This is something you'll either know how to find without me telling you more... or you won't. A fan dream 3-CD compilation of music that can be traced as sources of Modern Times, interspersed with cuts from Dylan's latest U.S. tour. Johnny B. Goode; Roll and Tumble Blues Hambone; Beyond The Blue Horizon; Hellhound On My Trail; and Highway Of Regret are just some of the cuts.

The sort of labor of love that seldom makes it to commercial release.

Road Trip - Lopstick Lodge and Cabins, Pittsburg, New Hampshire.

If you've ever felt the need to go to the Great North Woods for a spell, you couldn't do better for accommodations than Lopstick. Their cabins have a nice blend of the modern and the rustic and the area's scenery is beautiful. Lots to do if you're into hiking, kayaking and the ilk. Nothing to do if you're into just rusticating.

I'd bring an SUV rather than a Mini the next time I went, though.

TV series - Day Break

Largely ignored by the media after it's premiere in November, I was leery about this show both because of its premise - which is essentially that of Groundhog Day done as a murder mystery - and a trashing review in The Boston Globe. But I like episodic TV thanks to TiVo, and decided to get a season pass to give it a try.

And boy, am I glad I did. I'm hooked. I like Heroes, but I like Day Break better. I like it almost as much as 24, which is #1 on Fred's TV hit parade.

Time travel/time loop shows have to follow their own internal logic religiously, or the viewer's suspension of belief quickly breaks down. It's one of the reasons why Back to the Future and Groundhog Day and various Star Trek: TNG work as well as they do. Day Break follows its rules, and while doing so tells an addicting story. Good acting, good writing, tight plotting.

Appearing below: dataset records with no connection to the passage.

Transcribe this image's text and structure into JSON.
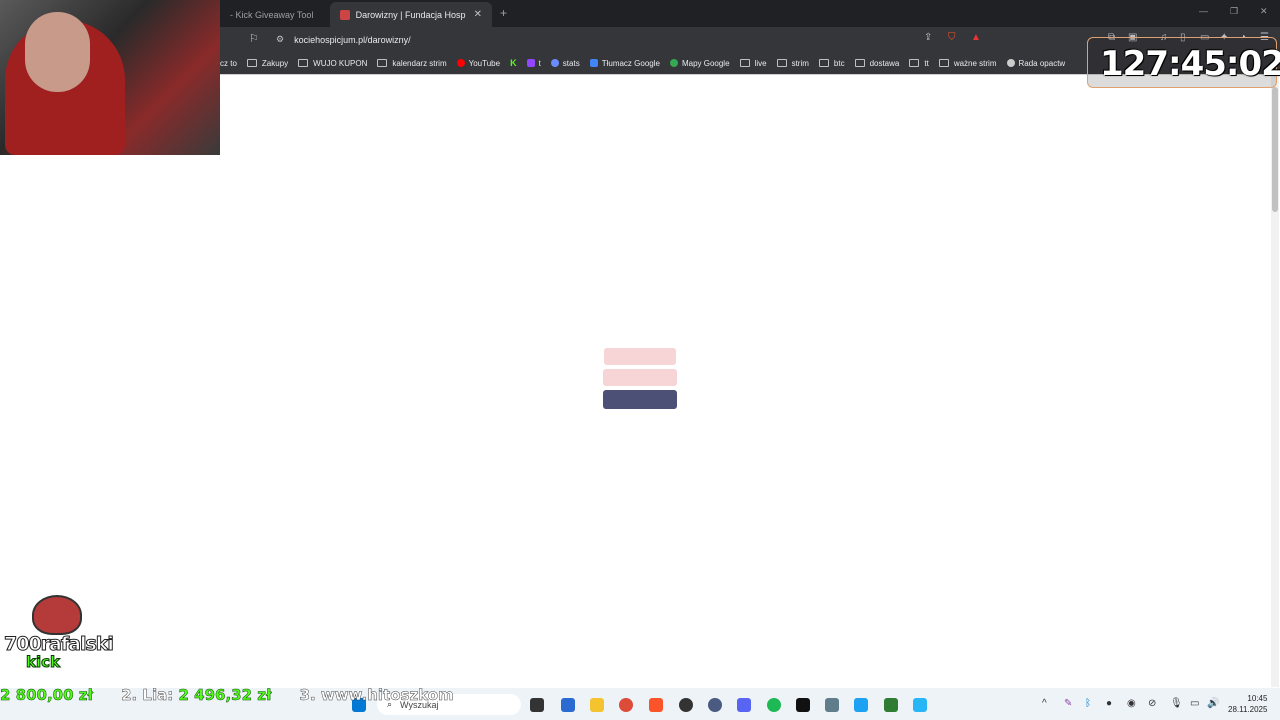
{
  "browser": {
    "tabs": [
      {
        "label": "- Kick Giveaway Tool",
        "active": false
      },
      {
        "label": "Darowizny | Fundacja Hospicjum",
        "active": true
      }
    ],
    "url": "kociehospicjum.pl/darowizny/",
    "bookmarks": [
      "cz to",
      "Zakupy",
      "WUJO KUPON",
      "kalendarz strim",
      "YouTube",
      "t",
      "stats",
      "Tłumacz Google",
      "Mapy Google",
      "live",
      "strim",
      "btc",
      "dostawa",
      "tt",
      "ważne strim",
      "Rada opactw"
    ]
  },
  "overlay": {
    "timer": "127:45:02",
    "channel": "700rafalski",
    "platform": "kick",
    "ticker": {
      "item1_amount": "2 800,00 zł",
      "item2_label": "2. Lia:",
      "item2_amount": "2 496,32 zł",
      "item3_label": "3. www.hitoszkom"
    }
  },
  "taskbar": {
    "search_placeholder": "Wyszukaj",
    "time": "10:45",
    "date": "28.11.2025"
  },
  "colors": {
    "loader_light": "#f7d5d7",
    "loader_dark": "#4c4f76",
    "kick_green": "#53fc18"
  }
}
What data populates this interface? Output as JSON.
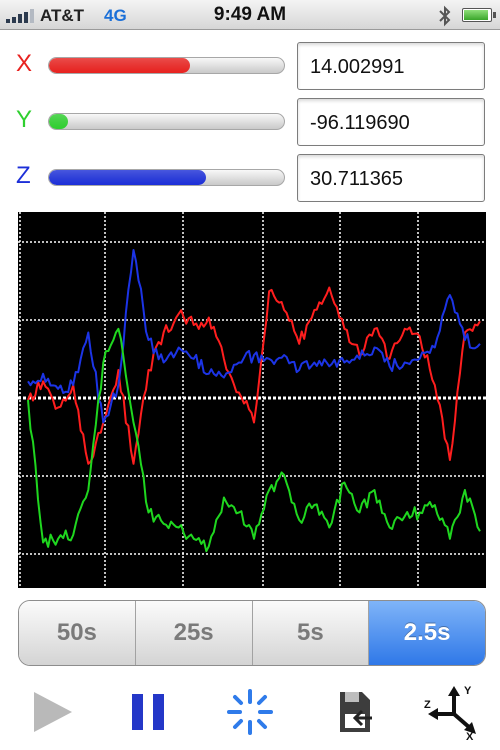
{
  "status_bar": {
    "carrier": "AT&T",
    "network": "4G",
    "time": "9:49 AM",
    "icons": [
      "signal-icon",
      "bluetooth-icon",
      "battery-icon"
    ]
  },
  "axes": [
    {
      "label": "X",
      "value": "14.002991",
      "color": "#e8221f",
      "fill_fraction": 0.6
    },
    {
      "label": "Y",
      "value": "-96.119690",
      "color": "#2fcf2f",
      "fill_fraction": 0.08
    },
    {
      "label": "Z",
      "value": "30.711365",
      "color": "#1c2fd8",
      "fill_fraction": 0.67
    }
  ],
  "chart_data": {
    "type": "line",
    "xlabel": "",
    "ylabel": "",
    "grid": true,
    "x": [
      0,
      2,
      4,
      6,
      8,
      10,
      12,
      14,
      16,
      18,
      20,
      22,
      24,
      26,
      28,
      30,
      32,
      34,
      36,
      38,
      40,
      42,
      44,
      46,
      48,
      50,
      52,
      54,
      56,
      58,
      60
    ],
    "series": [
      {
        "color": "#ff1e1e",
        "values": [
          0.0,
          0.25,
          -0.1,
          0.2,
          -0.85,
          -0.3,
          0.4,
          -0.85,
          0.4,
          0.9,
          1.15,
          1.0,
          1.1,
          0.55,
          0.1,
          -0.3,
          1.45,
          1.2,
          0.75,
          1.2,
          1.5,
          0.95,
          0.6,
          0.95,
          0.55,
          0.95,
          0.85,
          0.2,
          -0.8,
          0.9,
          1.05
        ]
      },
      {
        "color": "#1c34e6",
        "values": [
          0.25,
          0.35,
          0.15,
          0.2,
          0.9,
          -0.3,
          0.2,
          2.0,
          0.8,
          0.5,
          0.7,
          0.55,
          0.35,
          0.3,
          0.5,
          0.6,
          0.55,
          0.6,
          0.4,
          0.5,
          0.45,
          0.5,
          0.55,
          0.7,
          0.45,
          0.5,
          0.55,
          0.7,
          1.4,
          0.8,
          0.75
        ]
      },
      {
        "color": "#1fd71f",
        "values": [
          0.0,
          -1.9,
          -1.85,
          -1.8,
          -1.2,
          0.5,
          0.95,
          -0.3,
          -1.5,
          -1.65,
          -1.7,
          -1.85,
          -1.95,
          -1.3,
          -1.5,
          -1.85,
          -1.2,
          -1.0,
          -1.6,
          -1.4,
          -1.7,
          -1.1,
          -1.5,
          -1.2,
          -1.7,
          -1.55,
          -1.5,
          -1.4,
          -1.85,
          -1.2,
          -1.75
        ]
      }
    ]
  },
  "time_scale": {
    "options": [
      "50s",
      "25s",
      "5s",
      "2.5s"
    ],
    "selected": "2.5s"
  },
  "toolbar": {
    "buttons": [
      "play-icon",
      "pause-icon",
      "calibrate-icon",
      "export-icon",
      "axes-orientation-icon"
    ],
    "orientation_labels": {
      "y": "Y",
      "z": "Z",
      "x": "X"
    }
  },
  "colors": {
    "selected_segment": "#2f78e8",
    "chart_background": "#000000",
    "grid": "#ffffff"
  }
}
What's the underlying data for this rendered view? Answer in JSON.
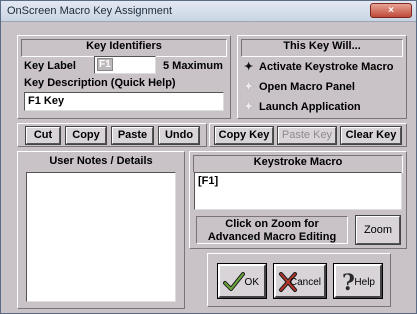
{
  "window": {
    "title": "OnScreen Macro Key Assignment",
    "close_glyph": "×"
  },
  "identifiers": {
    "title": "Key Identifiers",
    "key_label_caption": "Key Label",
    "key_label_value": "F1",
    "max_note": "5 Maximum",
    "description_caption": "Key Description (Quick Help)",
    "description_value": "F1 Key"
  },
  "this_key_will": {
    "title": "This Key Will...",
    "options": [
      {
        "label": "Activate Keystroke Macro",
        "selected": true
      },
      {
        "label": "Open Macro Panel",
        "selected": false
      },
      {
        "label": "Launch Application",
        "selected": false
      }
    ]
  },
  "edit_buttons": {
    "cut": "Cut",
    "copy": "Copy",
    "paste": "Paste",
    "undo": "Undo"
  },
  "key_buttons": {
    "copy_key": "Copy Key",
    "paste_key": "Paste Key",
    "clear_key": "Clear Key"
  },
  "notes": {
    "title": "User Notes / Details",
    "value": ""
  },
  "keystroke": {
    "title": "Keystroke Macro",
    "value": "[F1]",
    "zoom_hint_line1": "Click on Zoom for",
    "zoom_hint_line2": "Advanced Macro Editing",
    "zoom_label": "Zoom"
  },
  "actions": {
    "ok": "OK",
    "cancel": "Cancel",
    "help": "Help"
  },
  "icons": {
    "ok": "checkmark-icon",
    "cancel": "x-mark-icon",
    "help": "question-mark-icon"
  }
}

Now, at this point I should tell you to go and see it. But if you haven't you're probably going to be totally Lost (pun intended) at this point in the series. But I'm going to be disingenuous and tell you to watch it anyway, because ABC has announced it's being pulled from its time slot after December 27th, with no word about where the hell it's going, and by god, if they leave me hanging with five episodes to go, there is going to be such plotzing in the Halls of Merrimack like you've never seen. And by God, it'd better come out on DVD then and quickly!

pant. pant. Okay, end of list. Hope I gave you one or two pointers to things you haven't tried and might like. See You Real Soon.

No comments: